Being in the Texas scene, do you still see a “us vs. them” mentality with Nashville?
I think for sure at one time there was that. I don’t feel that way anymore. A lot has changed for me. Since I’ve met my wife and started walking a little bit different path, I’ve kind of seen the error of my ways, and picking fights with people just because they are doing well and don’t give you a chance is not necessarily the right thing to do. I think we’re all out there to play music and have fun and enjoy our lives. We’re all doing it in a different way, but it’s through music.
What has the support of the Texas music crowd meant to you in the last few years?
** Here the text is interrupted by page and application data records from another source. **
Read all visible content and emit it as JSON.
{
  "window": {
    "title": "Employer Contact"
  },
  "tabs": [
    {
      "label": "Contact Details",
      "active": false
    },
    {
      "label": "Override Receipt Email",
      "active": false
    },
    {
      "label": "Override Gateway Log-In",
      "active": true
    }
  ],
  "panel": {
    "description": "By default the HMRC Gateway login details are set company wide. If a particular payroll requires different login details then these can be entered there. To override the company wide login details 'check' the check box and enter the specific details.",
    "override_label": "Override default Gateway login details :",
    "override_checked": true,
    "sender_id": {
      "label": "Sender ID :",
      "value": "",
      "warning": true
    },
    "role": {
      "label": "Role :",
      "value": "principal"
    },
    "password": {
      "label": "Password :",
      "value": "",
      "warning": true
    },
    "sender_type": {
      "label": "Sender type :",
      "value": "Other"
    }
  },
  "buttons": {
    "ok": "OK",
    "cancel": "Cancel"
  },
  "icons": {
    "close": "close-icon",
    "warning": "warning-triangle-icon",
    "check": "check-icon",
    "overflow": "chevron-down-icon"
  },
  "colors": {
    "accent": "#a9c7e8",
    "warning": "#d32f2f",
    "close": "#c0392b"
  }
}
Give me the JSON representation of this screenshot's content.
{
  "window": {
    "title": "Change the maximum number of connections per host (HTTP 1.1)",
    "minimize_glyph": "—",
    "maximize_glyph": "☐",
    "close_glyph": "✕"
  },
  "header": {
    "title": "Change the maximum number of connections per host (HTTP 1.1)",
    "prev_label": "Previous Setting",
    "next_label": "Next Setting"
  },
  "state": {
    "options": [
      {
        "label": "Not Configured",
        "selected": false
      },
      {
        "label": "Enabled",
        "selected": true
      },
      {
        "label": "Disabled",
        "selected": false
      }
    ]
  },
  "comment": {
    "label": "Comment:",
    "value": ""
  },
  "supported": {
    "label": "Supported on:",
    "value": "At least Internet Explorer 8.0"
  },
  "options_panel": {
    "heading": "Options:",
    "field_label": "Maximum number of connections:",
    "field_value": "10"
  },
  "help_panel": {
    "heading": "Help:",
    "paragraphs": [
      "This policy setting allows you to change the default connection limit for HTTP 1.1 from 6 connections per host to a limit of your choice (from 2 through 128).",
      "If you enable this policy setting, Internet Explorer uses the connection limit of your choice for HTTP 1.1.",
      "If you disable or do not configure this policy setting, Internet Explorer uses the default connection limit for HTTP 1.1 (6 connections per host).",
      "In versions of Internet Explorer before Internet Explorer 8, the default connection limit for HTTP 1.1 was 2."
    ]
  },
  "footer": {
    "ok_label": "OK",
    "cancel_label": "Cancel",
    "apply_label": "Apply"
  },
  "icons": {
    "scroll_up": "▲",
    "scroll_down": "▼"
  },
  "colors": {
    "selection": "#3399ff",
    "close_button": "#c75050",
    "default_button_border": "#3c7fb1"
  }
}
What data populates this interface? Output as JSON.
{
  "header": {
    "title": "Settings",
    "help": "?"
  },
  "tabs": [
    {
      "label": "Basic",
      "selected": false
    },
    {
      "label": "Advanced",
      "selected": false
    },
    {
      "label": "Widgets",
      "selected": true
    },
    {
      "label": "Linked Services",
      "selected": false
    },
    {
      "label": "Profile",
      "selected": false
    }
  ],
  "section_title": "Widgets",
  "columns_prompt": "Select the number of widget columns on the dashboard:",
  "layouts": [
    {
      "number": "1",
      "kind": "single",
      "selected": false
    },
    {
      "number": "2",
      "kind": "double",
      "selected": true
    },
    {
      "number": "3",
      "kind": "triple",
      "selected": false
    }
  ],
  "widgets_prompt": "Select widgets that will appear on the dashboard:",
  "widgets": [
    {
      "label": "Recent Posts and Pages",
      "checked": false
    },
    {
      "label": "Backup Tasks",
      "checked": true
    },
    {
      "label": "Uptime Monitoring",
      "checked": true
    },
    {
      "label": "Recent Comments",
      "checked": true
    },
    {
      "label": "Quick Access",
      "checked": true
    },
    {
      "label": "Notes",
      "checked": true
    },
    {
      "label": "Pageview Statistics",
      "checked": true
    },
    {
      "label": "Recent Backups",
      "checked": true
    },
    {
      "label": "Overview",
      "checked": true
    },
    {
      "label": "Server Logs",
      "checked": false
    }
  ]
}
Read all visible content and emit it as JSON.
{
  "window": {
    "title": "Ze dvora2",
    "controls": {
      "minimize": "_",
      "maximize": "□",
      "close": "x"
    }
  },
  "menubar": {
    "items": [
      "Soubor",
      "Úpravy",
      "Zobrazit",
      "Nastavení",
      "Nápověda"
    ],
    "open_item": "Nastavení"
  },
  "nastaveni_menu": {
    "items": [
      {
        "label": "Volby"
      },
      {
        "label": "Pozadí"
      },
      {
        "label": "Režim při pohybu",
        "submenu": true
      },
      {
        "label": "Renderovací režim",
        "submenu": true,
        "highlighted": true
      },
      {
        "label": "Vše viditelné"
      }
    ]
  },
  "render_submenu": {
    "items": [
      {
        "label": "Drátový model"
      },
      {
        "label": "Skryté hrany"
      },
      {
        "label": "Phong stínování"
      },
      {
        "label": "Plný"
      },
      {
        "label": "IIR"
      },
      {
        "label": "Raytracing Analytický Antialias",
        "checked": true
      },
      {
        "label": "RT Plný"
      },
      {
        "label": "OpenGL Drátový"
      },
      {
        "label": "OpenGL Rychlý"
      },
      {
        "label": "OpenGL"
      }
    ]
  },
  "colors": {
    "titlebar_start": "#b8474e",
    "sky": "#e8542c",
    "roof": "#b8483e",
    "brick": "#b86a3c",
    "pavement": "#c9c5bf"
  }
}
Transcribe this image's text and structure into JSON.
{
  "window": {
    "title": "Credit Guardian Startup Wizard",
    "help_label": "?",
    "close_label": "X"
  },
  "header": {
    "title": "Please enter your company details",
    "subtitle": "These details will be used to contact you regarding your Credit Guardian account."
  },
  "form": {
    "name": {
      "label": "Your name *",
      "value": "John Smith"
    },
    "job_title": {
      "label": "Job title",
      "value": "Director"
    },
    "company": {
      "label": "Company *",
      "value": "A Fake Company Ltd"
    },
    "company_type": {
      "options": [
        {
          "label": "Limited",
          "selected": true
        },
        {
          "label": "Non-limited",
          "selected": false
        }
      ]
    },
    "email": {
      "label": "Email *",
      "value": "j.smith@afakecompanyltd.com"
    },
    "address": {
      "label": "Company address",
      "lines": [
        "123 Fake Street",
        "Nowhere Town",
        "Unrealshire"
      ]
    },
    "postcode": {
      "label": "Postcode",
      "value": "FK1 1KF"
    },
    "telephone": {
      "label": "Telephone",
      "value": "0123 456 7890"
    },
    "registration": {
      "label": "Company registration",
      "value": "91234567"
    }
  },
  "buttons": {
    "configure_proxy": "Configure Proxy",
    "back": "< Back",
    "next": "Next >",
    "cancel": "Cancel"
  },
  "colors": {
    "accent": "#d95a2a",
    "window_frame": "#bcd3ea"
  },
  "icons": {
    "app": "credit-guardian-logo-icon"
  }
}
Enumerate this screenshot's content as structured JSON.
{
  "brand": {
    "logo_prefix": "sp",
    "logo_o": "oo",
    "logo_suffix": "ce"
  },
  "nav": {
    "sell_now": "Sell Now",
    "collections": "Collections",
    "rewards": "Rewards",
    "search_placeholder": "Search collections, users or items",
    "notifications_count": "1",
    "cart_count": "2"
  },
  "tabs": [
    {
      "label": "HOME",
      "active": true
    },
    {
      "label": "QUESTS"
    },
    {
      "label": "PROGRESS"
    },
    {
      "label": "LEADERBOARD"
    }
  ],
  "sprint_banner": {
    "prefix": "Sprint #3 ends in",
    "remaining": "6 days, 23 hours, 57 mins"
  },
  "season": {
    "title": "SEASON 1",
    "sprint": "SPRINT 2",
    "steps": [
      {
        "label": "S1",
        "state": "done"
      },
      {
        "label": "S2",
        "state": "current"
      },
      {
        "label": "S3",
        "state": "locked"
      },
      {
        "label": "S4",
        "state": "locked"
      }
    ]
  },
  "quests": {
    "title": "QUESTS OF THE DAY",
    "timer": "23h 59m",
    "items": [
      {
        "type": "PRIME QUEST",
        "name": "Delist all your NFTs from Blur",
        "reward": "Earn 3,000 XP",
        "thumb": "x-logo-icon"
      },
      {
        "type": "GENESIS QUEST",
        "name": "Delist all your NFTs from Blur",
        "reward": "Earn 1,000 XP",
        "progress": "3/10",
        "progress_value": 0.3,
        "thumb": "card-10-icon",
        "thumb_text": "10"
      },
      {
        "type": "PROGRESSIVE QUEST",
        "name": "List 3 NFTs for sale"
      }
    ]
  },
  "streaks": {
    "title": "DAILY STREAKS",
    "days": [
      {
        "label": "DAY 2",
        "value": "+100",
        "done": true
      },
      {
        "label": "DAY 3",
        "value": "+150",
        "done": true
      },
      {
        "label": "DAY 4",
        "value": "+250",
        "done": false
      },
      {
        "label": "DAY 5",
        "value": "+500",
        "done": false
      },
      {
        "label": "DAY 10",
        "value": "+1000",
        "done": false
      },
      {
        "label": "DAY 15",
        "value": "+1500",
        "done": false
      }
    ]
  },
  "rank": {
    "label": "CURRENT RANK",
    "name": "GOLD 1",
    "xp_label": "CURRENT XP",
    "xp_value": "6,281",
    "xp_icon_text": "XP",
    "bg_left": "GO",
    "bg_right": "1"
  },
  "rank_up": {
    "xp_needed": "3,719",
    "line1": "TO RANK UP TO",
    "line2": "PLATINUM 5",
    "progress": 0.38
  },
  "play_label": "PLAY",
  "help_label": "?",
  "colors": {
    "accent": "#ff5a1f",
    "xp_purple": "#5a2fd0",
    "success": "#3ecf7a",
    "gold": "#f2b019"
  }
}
It’s meant everything to me. I’ve been doing this for 15 years, and the crowds are amazing. A guy can make a good living just touring inside the state lines. The fan base is large, widespread and very devoted. Without that, we obviously wouldn’t have this movement going on. And they come out by the thousands to support you, and they get behind your records and read everything they can about you, and they want to know what’s going on inside you. It’s really awesome and makes the whole process worthwhile when people really take the time to find out what the words mean and come talk to you about it.
I think [with this album], people see something bigger than what’s been on the last several, and they see a really neat future. I’ve been getting a great response, and it’s made me feel really satisfied.
With the positive mind frame you’re in, do you still find yourself writing broken-hearted love songs and sad songs?
Like I said, I really try to write what I’m feeling, and if there’s something going on that’s disheartening, I’ll write about it. Usually there’s something going on in the world that can bring you down, but I was talking to a friend of mine about the difference between this album and the last albums is that all my albums have a little bit of hope to them. This one seems more like I’ve found what I’m looking for, and that leads me to not necessarily write sad songs anymore but…I recently started writing a broken-hearted love song, but it’s about a golf club. It’ll be more tongue in cheek.
So what do you see in your future?
Changing diapers, man. I’ll be tied up with that, and I really think that’s going to be the most unbelievable time in my life. I can’t wait to see how it affects work and my writing, and me personally. I’m really anxious to start writing the next album or two and start experiencing the whole fatherhood thing. I think the next couple years are going to be really beautiful, and I can’t wait.
When’s the baby due?
So what’s country music to Cory Morrow?
Country music is my heritage. I grew up on it. I lived in Houston, and my mother listened to KILT every morning, and it was Kenny Rogers, Willie Nelson, Alabama, Conway Twitty. Some of the best country songs in the world playing on my radio when I got up in the morning to go to school. It’s been a foundation for most of my life.
- Ken Morton, Jr.: Another twisted collection of songs to put into the Friday Five Hall of Fame, Juli.
- Arlene: I'd have included "Omie Wise." Doc Watson's is the version I'm familiar with but I think it's been recorded by …
- luckyoldsun: I think the number one country murder ballad is "Frankie and Johnny"--by Jimmie. Also, how about "Delia's Gone" from Harry Belafonte …
- Juli Thanki: Colloquial use of "fantastic" as a synonym for "excellent" dates back to the 1930s. And if it's good enough for …
- Paul W Dennis: I think "Banks of The Ohio", "Miller's Cave" and "It's Nothing to Me" are far creepier than several of the …
- Paul W Dennis: The Hight article is interesting, although I don't know that I would describe it as fantastic, but then I know …
- Dana M: I'm actually excited to hear a new Reba album. As for the Alan Jackson tour, I hope he announces Canadian …
- nm: Agreed. A good job by three very smart women.
- Deremy Jylan: The Hight piece is tremendous reading.
- Juli Thanki: Much like the music of Aldean and FGL, Michelob Ultra is favored by college kids and too much exposure will …